Albemarle County Board of Supervisors White Hall District representative Ann Mallek has announced that she will run one last time for re-election to the board this fall. Mallek is currently serving her fourth consecutive term as supervisor after having been first elected in 2007. At a campaign re-election announcement event on February 18 at the Crozet Library, about 30 constituents and reporters listened to her case for why she’s still the right woman for the job.
“I’m an effective representative with strong convictions and understanding of the community and its history, and a record of advocacy on which people can rely,” said Mallek. “While we should not live in the past, my institutional memory is important. We must focus on needed improvements while keeping our community feel and character.”
Mallek noted that many top issues in 2023 are reminiscent of those back in 2007. “Residents worry about rapid residential development, increasing population, and community services which have not kept up—from missing sidewalks, to playgrounds and parks, to the cost of housing,” she said. “But our place matters. The sense of belonging to the community is directly tied to our sense of place. Longtime residents worry about the loss of community they know and love, new residents do their research before coming here and count on local government to follow its adopted values. We must do better.”

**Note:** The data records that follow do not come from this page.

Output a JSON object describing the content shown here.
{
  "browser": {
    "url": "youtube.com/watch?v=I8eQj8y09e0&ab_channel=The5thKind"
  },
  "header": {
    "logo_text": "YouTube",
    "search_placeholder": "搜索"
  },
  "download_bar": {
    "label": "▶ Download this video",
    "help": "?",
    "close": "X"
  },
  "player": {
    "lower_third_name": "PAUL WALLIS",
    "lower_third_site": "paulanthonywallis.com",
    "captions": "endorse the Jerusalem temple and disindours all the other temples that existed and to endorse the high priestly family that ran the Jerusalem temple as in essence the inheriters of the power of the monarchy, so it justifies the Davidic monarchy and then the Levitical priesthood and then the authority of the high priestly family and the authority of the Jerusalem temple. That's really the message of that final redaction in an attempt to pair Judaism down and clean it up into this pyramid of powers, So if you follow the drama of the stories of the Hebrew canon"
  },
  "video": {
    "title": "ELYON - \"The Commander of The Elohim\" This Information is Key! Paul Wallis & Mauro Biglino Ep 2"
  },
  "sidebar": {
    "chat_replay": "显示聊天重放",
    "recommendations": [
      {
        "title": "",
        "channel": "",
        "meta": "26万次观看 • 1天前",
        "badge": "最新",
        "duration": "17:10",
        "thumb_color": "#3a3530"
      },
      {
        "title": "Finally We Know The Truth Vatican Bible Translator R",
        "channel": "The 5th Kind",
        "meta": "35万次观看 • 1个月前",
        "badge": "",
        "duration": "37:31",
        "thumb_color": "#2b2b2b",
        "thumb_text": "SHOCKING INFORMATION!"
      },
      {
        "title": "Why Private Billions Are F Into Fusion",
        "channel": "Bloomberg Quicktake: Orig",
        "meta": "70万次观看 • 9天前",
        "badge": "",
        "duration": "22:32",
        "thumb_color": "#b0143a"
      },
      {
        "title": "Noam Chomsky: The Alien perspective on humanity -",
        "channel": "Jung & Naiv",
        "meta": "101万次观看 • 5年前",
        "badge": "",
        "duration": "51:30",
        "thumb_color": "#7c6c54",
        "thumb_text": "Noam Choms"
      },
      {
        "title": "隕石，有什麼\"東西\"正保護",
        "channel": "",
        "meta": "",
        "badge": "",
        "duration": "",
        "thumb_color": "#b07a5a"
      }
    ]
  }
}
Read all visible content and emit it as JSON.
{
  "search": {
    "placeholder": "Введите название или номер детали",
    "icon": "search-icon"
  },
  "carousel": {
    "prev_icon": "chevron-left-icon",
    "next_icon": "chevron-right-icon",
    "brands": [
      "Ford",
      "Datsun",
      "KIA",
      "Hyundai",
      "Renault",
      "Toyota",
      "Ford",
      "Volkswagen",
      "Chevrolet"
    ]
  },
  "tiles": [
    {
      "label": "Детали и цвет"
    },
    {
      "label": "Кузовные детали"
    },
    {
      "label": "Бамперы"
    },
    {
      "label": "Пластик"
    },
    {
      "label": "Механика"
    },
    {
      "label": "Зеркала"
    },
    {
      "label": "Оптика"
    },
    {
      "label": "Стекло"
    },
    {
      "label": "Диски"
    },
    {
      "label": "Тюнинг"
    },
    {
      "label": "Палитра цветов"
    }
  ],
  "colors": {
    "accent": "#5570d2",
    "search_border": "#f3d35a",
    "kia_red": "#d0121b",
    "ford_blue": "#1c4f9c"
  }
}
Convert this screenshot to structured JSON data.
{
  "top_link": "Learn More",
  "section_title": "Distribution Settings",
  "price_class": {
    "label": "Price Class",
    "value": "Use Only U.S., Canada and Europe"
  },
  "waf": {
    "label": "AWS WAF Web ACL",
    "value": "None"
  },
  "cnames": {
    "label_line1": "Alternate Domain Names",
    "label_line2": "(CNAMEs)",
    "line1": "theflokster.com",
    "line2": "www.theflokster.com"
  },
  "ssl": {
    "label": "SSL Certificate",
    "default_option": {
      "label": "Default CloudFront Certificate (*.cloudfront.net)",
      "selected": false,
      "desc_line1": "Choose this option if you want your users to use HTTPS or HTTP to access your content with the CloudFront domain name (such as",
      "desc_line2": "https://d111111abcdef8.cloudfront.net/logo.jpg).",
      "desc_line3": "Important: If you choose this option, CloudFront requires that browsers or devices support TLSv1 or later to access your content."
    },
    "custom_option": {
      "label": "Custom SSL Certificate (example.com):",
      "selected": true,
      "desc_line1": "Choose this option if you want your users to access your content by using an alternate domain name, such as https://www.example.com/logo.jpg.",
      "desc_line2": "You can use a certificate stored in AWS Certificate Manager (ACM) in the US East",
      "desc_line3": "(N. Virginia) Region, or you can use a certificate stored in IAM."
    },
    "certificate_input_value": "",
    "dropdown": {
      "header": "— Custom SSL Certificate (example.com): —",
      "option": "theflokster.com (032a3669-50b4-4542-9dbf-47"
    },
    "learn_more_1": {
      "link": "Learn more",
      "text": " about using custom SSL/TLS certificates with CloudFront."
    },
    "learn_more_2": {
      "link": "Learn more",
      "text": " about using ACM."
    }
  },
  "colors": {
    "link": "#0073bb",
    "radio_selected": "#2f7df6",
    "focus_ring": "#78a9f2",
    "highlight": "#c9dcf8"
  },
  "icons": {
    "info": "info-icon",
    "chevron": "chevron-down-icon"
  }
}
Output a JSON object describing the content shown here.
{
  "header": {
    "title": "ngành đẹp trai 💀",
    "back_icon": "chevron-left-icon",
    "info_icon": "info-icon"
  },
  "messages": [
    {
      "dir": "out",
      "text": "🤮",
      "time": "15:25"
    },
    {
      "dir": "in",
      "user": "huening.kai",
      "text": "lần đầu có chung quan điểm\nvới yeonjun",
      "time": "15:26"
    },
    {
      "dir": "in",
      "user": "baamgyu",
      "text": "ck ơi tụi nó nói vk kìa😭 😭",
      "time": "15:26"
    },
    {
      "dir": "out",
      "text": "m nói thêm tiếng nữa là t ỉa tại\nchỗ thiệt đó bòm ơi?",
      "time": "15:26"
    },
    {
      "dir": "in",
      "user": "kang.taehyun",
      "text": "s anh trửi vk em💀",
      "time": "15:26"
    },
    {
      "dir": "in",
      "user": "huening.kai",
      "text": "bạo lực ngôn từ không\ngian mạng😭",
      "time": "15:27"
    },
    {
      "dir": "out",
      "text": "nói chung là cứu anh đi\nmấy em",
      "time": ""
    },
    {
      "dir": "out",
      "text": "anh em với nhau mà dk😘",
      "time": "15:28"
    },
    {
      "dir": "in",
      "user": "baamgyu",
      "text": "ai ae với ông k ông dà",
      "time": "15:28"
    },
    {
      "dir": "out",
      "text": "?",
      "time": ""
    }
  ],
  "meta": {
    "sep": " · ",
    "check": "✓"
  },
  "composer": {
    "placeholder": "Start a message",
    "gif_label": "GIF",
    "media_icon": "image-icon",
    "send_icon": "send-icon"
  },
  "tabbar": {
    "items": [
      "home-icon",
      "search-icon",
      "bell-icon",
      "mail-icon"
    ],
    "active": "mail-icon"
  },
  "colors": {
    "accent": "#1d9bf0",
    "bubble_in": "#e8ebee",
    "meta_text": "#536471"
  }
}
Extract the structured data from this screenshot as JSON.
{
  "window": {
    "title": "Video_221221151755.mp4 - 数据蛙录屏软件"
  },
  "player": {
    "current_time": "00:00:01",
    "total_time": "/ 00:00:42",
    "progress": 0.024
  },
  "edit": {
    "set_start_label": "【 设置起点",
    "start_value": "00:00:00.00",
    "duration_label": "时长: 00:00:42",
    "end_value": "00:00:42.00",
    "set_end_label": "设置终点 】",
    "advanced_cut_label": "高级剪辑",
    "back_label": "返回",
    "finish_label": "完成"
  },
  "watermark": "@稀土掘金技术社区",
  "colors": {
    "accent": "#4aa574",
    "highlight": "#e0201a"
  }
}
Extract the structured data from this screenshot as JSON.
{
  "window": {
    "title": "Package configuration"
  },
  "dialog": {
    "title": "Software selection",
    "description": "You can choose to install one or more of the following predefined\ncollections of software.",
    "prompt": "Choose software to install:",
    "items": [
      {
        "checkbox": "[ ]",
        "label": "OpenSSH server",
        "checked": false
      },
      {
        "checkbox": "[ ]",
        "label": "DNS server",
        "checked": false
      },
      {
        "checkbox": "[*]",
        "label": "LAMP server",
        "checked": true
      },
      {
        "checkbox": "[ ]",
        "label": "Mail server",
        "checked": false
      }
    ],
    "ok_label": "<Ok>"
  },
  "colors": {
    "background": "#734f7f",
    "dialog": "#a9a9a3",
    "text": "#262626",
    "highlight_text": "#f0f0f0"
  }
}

Mallek said that for effective planning to happen, all citizens need to consider how the county will grow. “Rapid growth may make some sectors of the economy wealthy, but leaves residents paying the [tax] bills and suffering the impacts,” she said. “We all have a stake in these decisions. Safety, opportunity and prosperity are all interconnected. One example: our economy cannot prosper without trained and capable workers, who cannot be trained without learning effective critical thinking skills, who cannot work here without access to housing within their means, who cannot get to work here without transportation infrastructure.
“So, what is our community’s future and how do we get there?” Mallek continued. “Debate will surely continue about the growth area boundary, as it has since 1980 when it was created. Our urban surfaces growth area is limited to 5% of the county [land mass]. Understand that expanding services costs a fortune. Thus, the growth area limits make financial as well as environmental sense. We must oppose decisions to allow sprawl and neighborhoods into the rural area when they don’t have any accompanying urban amenities such as water, sewer and sidewalks.”
As an example of necessary infrastructure, Mallek lauded the library building itself. “It is great to be standing in this space,” she said. “This library was put on the books in 1988 and we finally got it open 2013. It was a very, very big deal for the county and for the residents of this Crozet growth area, which has grown as you know from 2,500 residents in 2005 to over 10,000 today. So, the people are already here, now the services need to follow ASAP.”
On the sidewalk outside the library during the event, a half-dozen protestors held signs advocating governmental policy prescriptions, such as “Practice Budget Restraint,” “Lower the Tax Rate,” “Bring Back Transparency,” and “Excellence in Schools,” along with “Retire Ann Mallek.” Among them was John Lowry, who ran for supervisor of the Samuel Miller district against Liz Palmer in 2017 and lost.
“I am a Republican, but these others here are just concerned Crozet citizens who wanted to hold signs today,” said Lowry. “I’m willing to participate, and we’re just offering another point of view. It’s been surprising as we’re standing here, there have been lots of people that absolutely agree with us and want to tell us about it. [These issues are] on their mind.”
In comments to the Gazette after the launch event, Mallek addressed her path to and motivations for running again. “It’s true that I was having an argument with myself for several months about the ‘fire in the belly’ needed to continue,” she said. “It was actually others around the state and in the White Hall District who lit that fire again. I felt bad that I was considering turning away the presidency of VACo [Virginia Association of Counties] and co-chair of the EPA’s Small Community Advisory Subcommittee by not even trying get re-elected.”
Certain issues are perennial and continually worrisome to Mallek. “The problem of affordable housing is not just about paying incentives to developers, but finding the correct partners whose business model really is building the housing we need, not just more high-density, market-rate units,” she said. “The water protection and buffer issues are high priority and will not happen without constant pushing for more progress. The next meeting on April 19 will inform us on progress to date. Tied in with that is the boring old Comprehensive Plan, but without doing an exemplary job on that plan in this review, Albemarle may end up like every other place, and that would be sad.
“There is true frustration among citizens about rising costs, and the sky-high assessments due to high demand for housing here,” said Mallek. “Yes, more people means higher costs and taxes—period.”
She has also consistently stressed the importance of stream health. “In the 80s I was loudly criticized for raising the issue of too many people outweighing the ability for our ecosystem to manage our impacts, and that has come true for sure. There is not a macroinvertebrate in the stream along 21 curves, while just 20 years ago there were hundreds which could be seen and counted in just an hour. Too many people, too much runoff.”
Mallek is thus far running unopposed, as she did in the 2011 and 2015 elections.